## PROBLEM TO WORK ON
Whether an entry is long or short, retype it exactly.
--- START ---
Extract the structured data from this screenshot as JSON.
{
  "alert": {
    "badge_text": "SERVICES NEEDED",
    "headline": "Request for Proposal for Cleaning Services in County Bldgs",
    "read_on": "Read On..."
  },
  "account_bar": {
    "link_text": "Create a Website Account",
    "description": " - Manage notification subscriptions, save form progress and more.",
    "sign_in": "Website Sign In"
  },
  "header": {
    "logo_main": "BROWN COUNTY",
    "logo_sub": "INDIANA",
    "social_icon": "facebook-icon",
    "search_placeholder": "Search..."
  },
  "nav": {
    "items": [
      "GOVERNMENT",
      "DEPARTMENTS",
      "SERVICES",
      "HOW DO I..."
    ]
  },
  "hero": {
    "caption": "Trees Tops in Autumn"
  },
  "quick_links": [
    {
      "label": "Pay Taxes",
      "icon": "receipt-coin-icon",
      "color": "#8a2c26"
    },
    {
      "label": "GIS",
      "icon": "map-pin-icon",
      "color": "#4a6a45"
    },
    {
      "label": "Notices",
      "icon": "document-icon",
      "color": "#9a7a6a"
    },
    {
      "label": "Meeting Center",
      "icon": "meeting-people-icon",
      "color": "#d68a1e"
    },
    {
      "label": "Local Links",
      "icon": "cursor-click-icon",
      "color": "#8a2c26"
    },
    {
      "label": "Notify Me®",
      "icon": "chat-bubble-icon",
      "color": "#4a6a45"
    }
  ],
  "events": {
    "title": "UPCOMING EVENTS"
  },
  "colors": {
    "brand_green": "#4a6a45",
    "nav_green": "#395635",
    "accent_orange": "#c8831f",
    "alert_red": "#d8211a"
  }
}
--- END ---
## SOLUTION FOR THIS PROBLEM
Extract the structured data from this screenshot as JSON.
{
  "alert": {
    "badge_text": "SERVICES NEEDED",
    "headline": "Request for Proposal for Cleaning Services in County Bldgs",
    "read_on": "Read On..."
  },
  "account_bar": {
    "link_text": "Create a Website Account",
    "description": " - Manage notification subscriptions, save form progress and more.",
    "sign_in": "Website Sign In"
  },
  "header": {
    "logo_main": "BROWN COUNTY",
    "logo_sub": "INDIANA",
    "social_icon": "facebook-icon",
    "search_placeholder": "Search..."
  },
  "nav": {
    "items": [
      "GOVERNMENT",
      "DEPARTMENTS",
      "SERVICES",
      "HOW DO I..."
    ]
  },
  "hero": {
    "caption": "Trees Tops in Autumn"
  },
  "quick_links": [
    {
      "label": "Pay Taxes",
      "icon": "receipt-coin-icon",
      "color": "#8a2c26"
    },
    {
      "label": "GIS",
      "icon": "map-pin-icon",
      "color": "#4a6a45"
    },
    {
      "label": "Notices",
      "icon": "document-icon",
      "color": "#9a7a6a"
    },
    {
      "label": "Meeting Center",
      "icon": "meeting-people-icon",
      "color": "#d68a1e"
    },
    {
      "label": "Local Links",
      "icon": "cursor-click-icon",
      "color": "#8a2c26"
    },
    {
      "label": "Notify Me®",
      "icon": "chat-bubble-icon",
      "color": "#4a6a45"
    }
  ],
  "events": {
    "title": "UPCOMING EVENTS"
  },
  "colors": {
    "brand_green": "#4a6a45",
    "nav_green": "#395635",
    "accent_orange": "#c8831f",
    "alert_red": "#d8211a"
  }
}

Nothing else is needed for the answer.